* [Items listed in a dataset]:
* * * * * * *

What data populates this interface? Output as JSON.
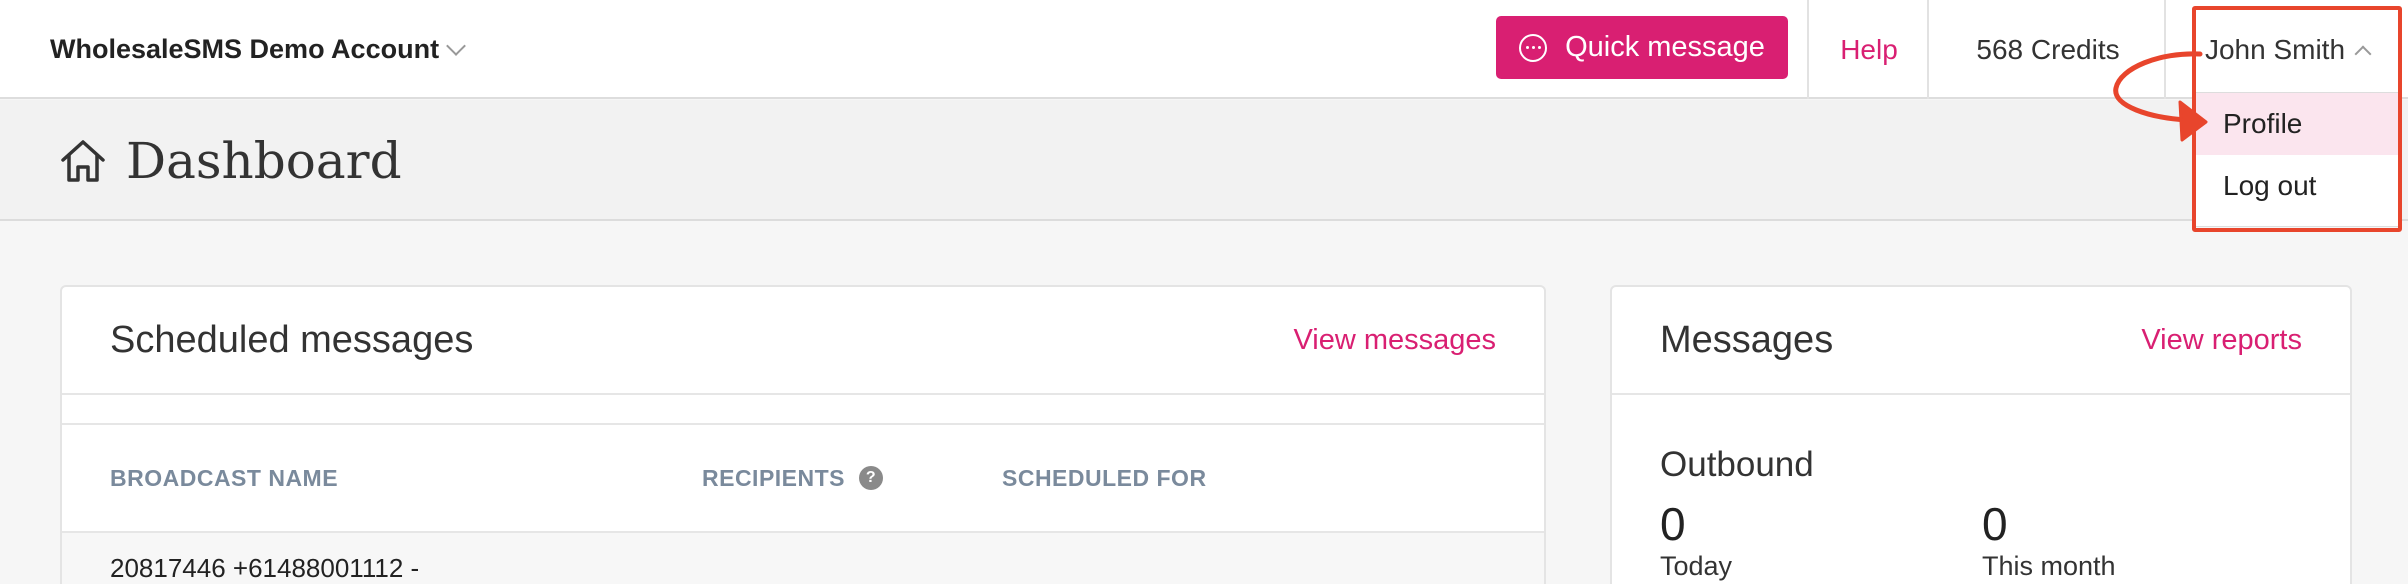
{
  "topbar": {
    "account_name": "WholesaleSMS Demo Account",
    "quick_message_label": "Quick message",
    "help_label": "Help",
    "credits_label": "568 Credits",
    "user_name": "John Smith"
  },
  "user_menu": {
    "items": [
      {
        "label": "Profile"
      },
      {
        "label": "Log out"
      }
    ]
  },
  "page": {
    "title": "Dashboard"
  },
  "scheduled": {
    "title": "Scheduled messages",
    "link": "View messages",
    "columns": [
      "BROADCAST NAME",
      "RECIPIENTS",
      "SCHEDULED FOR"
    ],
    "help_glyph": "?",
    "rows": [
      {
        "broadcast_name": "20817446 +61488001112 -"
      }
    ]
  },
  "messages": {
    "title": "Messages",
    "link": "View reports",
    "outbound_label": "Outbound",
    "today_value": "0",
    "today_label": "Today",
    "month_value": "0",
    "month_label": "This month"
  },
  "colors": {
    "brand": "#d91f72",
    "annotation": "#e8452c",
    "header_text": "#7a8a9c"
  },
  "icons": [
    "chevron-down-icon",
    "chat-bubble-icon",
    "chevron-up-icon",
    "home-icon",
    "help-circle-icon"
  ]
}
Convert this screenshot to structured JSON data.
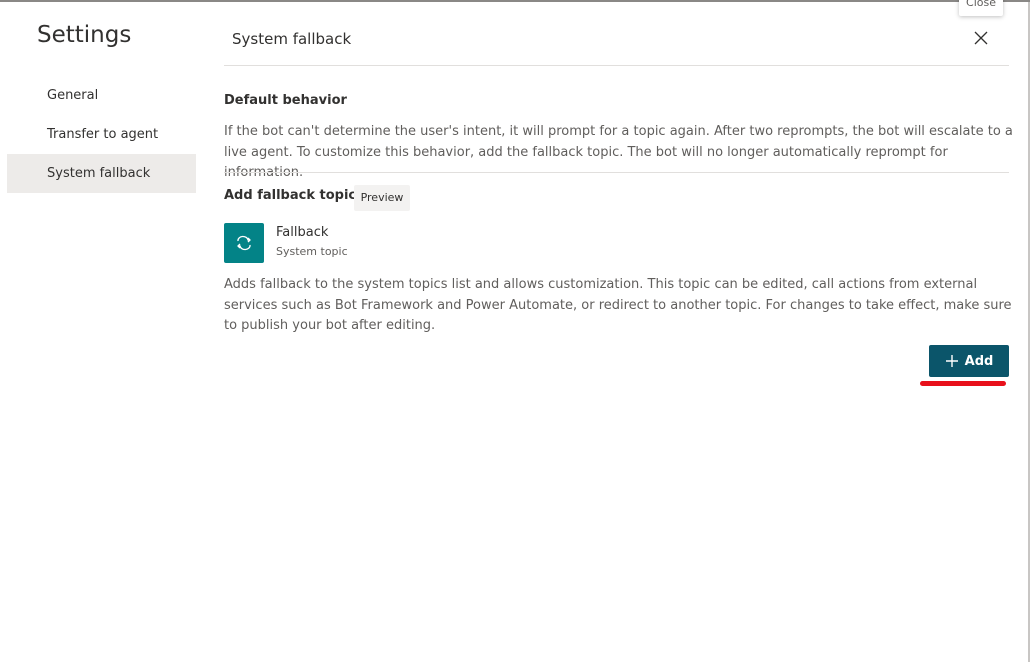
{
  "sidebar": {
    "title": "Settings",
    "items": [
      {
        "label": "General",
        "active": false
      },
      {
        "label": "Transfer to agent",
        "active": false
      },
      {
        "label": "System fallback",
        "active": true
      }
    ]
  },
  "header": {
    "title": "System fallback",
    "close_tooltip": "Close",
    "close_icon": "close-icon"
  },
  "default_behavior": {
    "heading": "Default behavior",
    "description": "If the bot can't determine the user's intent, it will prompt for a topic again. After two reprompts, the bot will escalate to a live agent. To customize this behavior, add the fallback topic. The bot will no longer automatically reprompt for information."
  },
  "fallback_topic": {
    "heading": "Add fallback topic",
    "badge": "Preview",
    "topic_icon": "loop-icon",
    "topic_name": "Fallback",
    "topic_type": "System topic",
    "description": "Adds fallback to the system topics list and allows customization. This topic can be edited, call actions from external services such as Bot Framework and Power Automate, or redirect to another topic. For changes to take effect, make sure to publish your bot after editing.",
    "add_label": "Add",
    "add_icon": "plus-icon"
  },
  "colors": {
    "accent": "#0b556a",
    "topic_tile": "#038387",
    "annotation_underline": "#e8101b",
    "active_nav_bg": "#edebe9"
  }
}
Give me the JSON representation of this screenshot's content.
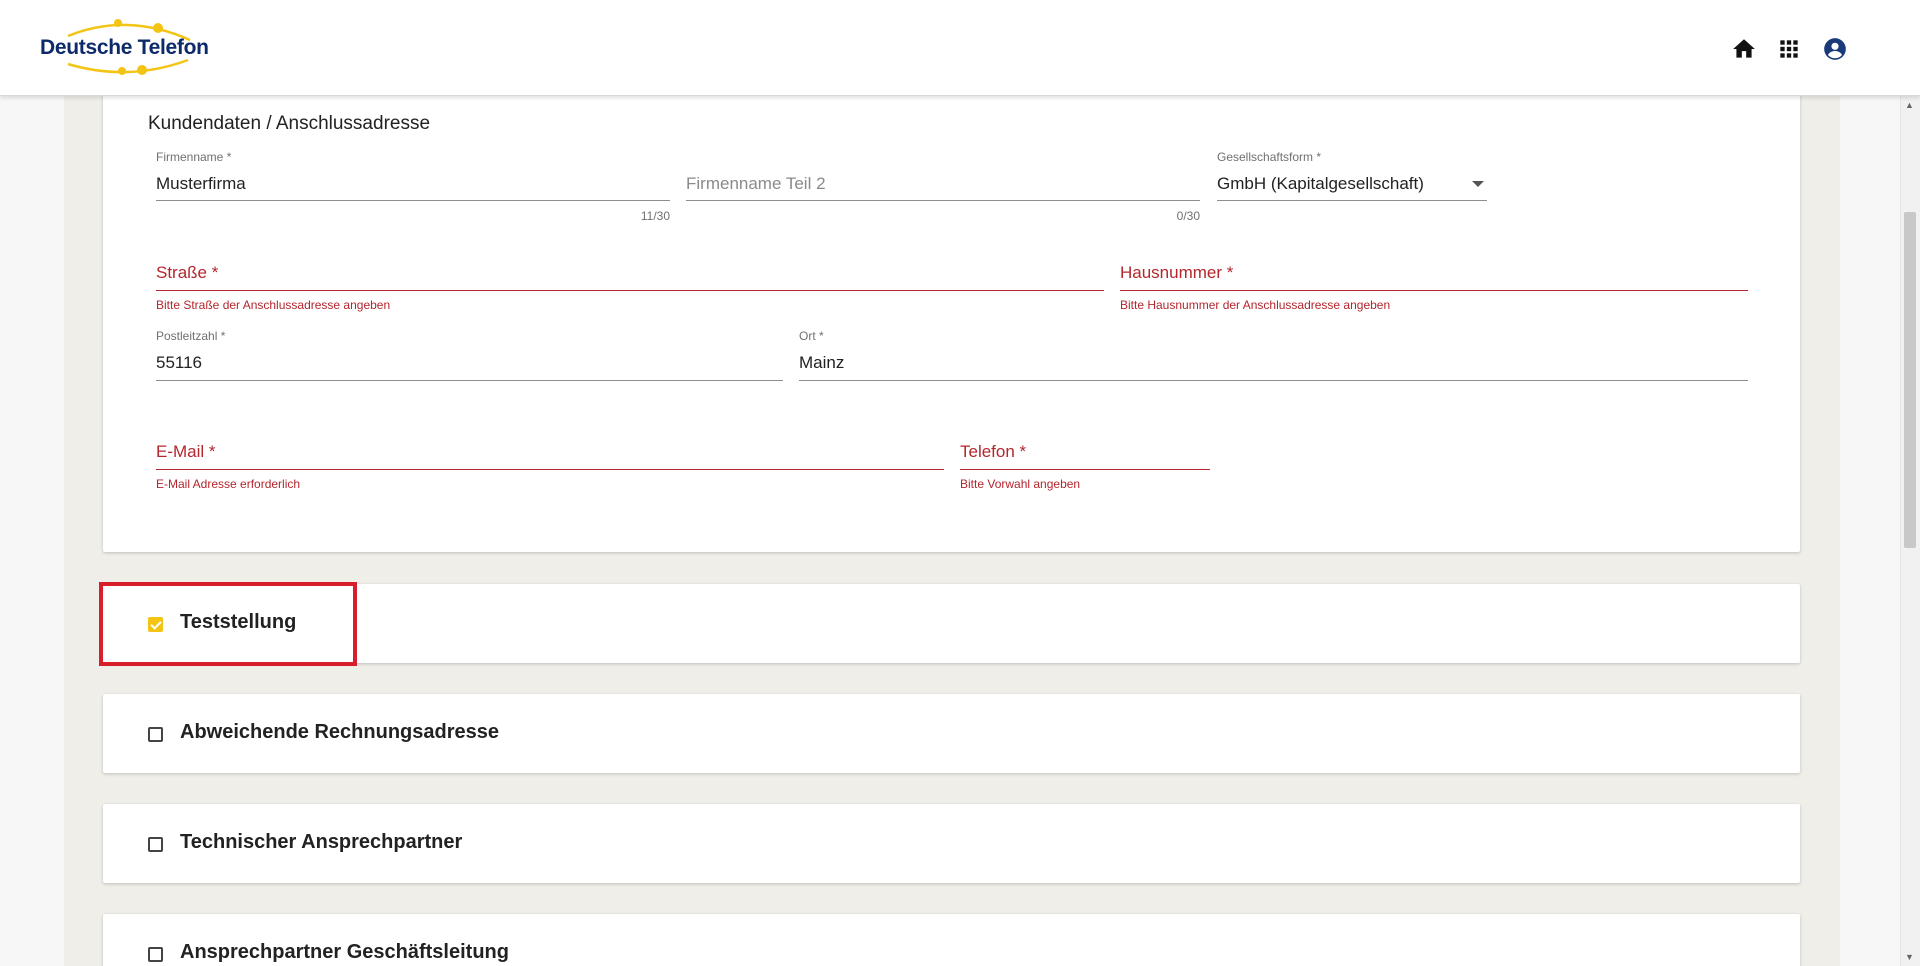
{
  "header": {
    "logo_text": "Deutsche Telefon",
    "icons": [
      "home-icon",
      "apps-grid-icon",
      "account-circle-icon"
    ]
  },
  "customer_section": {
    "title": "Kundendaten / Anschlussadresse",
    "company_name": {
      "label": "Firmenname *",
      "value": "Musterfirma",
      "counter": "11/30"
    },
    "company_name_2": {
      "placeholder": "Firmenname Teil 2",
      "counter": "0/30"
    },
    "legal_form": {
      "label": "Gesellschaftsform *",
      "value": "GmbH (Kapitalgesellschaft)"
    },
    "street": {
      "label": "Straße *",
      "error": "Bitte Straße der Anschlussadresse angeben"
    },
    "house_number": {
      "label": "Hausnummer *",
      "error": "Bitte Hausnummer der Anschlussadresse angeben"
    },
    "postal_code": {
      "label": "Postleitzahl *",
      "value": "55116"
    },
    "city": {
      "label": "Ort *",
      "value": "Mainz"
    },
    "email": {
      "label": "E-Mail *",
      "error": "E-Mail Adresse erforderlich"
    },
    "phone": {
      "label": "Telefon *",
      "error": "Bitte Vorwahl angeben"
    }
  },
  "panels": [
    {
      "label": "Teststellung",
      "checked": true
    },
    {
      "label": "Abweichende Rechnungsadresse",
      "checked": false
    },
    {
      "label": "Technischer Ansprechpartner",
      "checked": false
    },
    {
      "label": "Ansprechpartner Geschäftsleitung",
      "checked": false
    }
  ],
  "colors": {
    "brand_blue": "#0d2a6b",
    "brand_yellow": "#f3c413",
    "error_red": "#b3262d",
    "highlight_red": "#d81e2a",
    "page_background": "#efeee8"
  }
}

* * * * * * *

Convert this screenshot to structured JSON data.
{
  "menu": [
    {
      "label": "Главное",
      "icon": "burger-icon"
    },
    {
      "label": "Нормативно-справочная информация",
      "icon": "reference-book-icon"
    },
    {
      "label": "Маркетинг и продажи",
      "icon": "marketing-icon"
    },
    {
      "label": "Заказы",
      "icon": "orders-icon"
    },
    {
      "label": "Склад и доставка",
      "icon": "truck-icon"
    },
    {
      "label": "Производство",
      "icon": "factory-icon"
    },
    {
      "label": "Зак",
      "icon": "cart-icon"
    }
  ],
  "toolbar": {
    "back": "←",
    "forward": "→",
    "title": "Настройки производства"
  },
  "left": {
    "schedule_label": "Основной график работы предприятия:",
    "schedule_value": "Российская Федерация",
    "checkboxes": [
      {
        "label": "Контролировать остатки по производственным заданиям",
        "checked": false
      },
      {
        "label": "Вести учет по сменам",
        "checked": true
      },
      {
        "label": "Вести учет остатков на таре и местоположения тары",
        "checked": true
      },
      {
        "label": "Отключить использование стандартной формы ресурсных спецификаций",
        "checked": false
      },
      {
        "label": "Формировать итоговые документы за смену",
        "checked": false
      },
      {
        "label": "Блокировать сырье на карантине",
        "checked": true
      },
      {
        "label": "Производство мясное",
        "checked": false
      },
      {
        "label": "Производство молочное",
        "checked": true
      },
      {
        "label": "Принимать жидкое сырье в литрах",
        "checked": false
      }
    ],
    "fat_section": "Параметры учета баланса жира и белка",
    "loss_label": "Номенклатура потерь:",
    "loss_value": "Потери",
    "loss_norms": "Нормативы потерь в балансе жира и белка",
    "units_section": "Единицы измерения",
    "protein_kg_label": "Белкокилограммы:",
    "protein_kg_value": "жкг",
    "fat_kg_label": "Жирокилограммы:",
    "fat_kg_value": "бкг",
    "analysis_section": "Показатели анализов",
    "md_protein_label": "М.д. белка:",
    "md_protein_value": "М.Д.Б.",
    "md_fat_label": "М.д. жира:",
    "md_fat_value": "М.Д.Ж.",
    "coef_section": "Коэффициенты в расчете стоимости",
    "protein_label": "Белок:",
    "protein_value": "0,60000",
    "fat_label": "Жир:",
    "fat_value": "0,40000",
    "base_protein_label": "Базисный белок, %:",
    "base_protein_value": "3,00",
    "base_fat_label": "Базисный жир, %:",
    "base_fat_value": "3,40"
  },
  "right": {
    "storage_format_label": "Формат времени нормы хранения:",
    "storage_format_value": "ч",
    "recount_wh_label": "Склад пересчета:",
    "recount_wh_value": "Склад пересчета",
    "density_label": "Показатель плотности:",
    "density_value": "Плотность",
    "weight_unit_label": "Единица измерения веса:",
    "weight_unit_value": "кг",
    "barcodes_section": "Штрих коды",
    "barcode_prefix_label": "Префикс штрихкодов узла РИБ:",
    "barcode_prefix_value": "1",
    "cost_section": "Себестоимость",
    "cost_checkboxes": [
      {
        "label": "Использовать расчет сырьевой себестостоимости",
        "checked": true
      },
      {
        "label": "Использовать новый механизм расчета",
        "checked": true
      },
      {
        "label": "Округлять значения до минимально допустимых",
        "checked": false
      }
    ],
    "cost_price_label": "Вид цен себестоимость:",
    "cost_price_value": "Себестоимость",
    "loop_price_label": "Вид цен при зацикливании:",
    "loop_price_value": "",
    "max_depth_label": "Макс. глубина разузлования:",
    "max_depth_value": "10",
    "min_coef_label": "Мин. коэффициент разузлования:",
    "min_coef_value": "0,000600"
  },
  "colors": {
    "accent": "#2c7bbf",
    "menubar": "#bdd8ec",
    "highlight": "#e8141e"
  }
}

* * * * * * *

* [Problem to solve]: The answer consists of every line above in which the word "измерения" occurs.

* [Response below]:
    "units_section": "Единицы измерения",
    "weight_unit_label": "Единица измерения веса:",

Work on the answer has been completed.